Academic and scientific research needs to be accessible to all. The world’s most pressing problems like clean water or food security deserve to have as many people as possible solving their complexities. Yet our current academic research system has no interest in harnessing our collective intelligence. Scientific progress is currently thwarted by one thing: paywalls.
Paywalls, which restrict access to content without a paid subscription, represent a common practice used by academic publishers to block access to scientific research for those who have not paid. This keeps £19.6bn flowing from higher education and science into for-profit publisher bank accounts. My recent documentary, Paywall: The Business of Scholarship, uncovered that the largest academic publisher, Elsevier, regularly has a profit margin between 35-40%, which is greater than Google’s. With financial capacity comes power, lobbyists, and the ability to manipulate markets for strategic advantages – things that underfunded universities and libraries in poorer countries do not have.
Furthermore, university librarians are regularly required to sign non-disclosure agreements on their contract-pricing specifics with the largest for-profit publishers. Each contract is tailored specifically to that university based upon a variety of factors: history, endowment, current enrolment. This thwarts any collective discussion around price structures, and gives publishers all the power.
This is why open access to research matters – and there have been several encouraging steps in the right direction. Plan S, which requires that scientific publications funded by public grants must be published in open access journals or platforms by 2020, is gaining momentum among academics across the globe. It’s been recently backed by Italy’s Compagnia di San Paolo, which receives €150m annually to spend on research, as well as the African Academy of Science and the National Science and Technology Council (NSTC) of Zambia. Plan S has also been endorsed by the Chinese government.

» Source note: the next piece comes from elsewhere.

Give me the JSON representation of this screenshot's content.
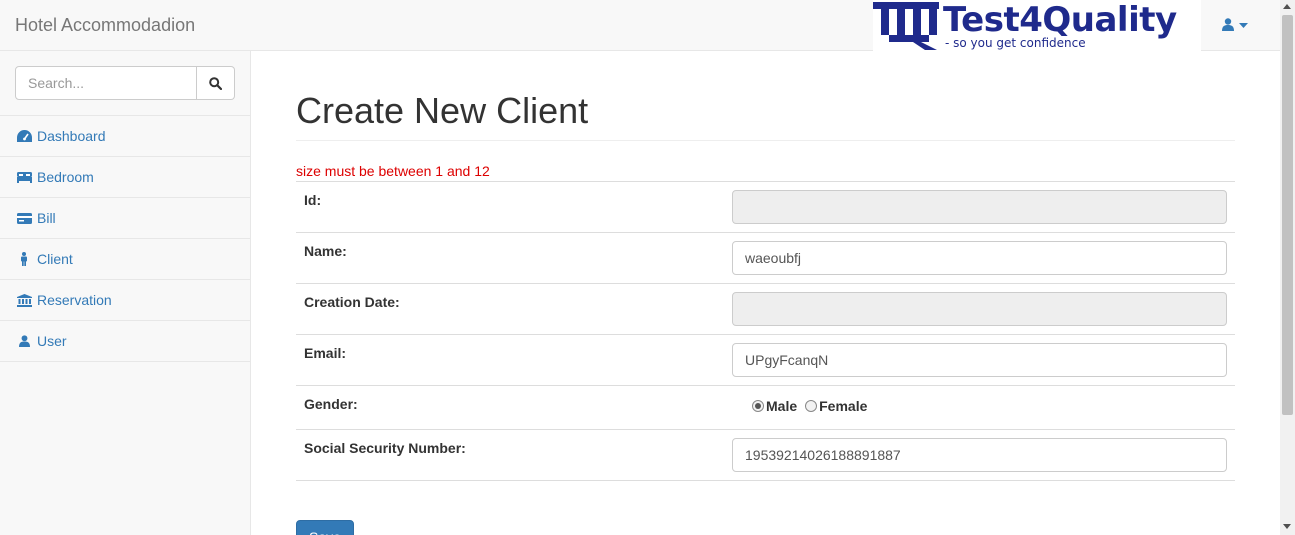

Equally, although the US has lagged behind Europe in taking a stand on encouraging open access to research, this is changing. The University of California system has just announced that it will be ending its longstanding subscription to Elsevier. The state of California also recently passed AB 2192, a law that requires anything funded by the state to be made open access within one year of publication. In January, the US President, Donald Trump, signed into law the Open, Public, Electronic and Necessary (OPEN) Government Data Act, which mandates that US federal agencies publish all non-sensitive government data under an open format. This could cause a ripple effect in other countries and organisations.
But there is a role for individual academics to play in promoting open access, too. All academics need to be familiar with their options and to stop signing over copyright unnecessarily. Authors should be aware they can make a copy of their draft manuscript accessible in some form in addition to the finalised manuscript submitted to publishers. There are helpful resources, such as Authors Alliance which helps researchers manage their rights, and Sherpa/RoMEO, which navigates permissions of individual publishers and author rights. In many cases, researchers can also make their historical catalogue of articles available to the public.
Without an academic collective voice demanding open access to their research, the movement will never completely take off. It’s a case of either giving broad society access to scientific advances or allowing these breakthroughs to stay locked away for financial gain. For the majority of academics, the choice should be easy.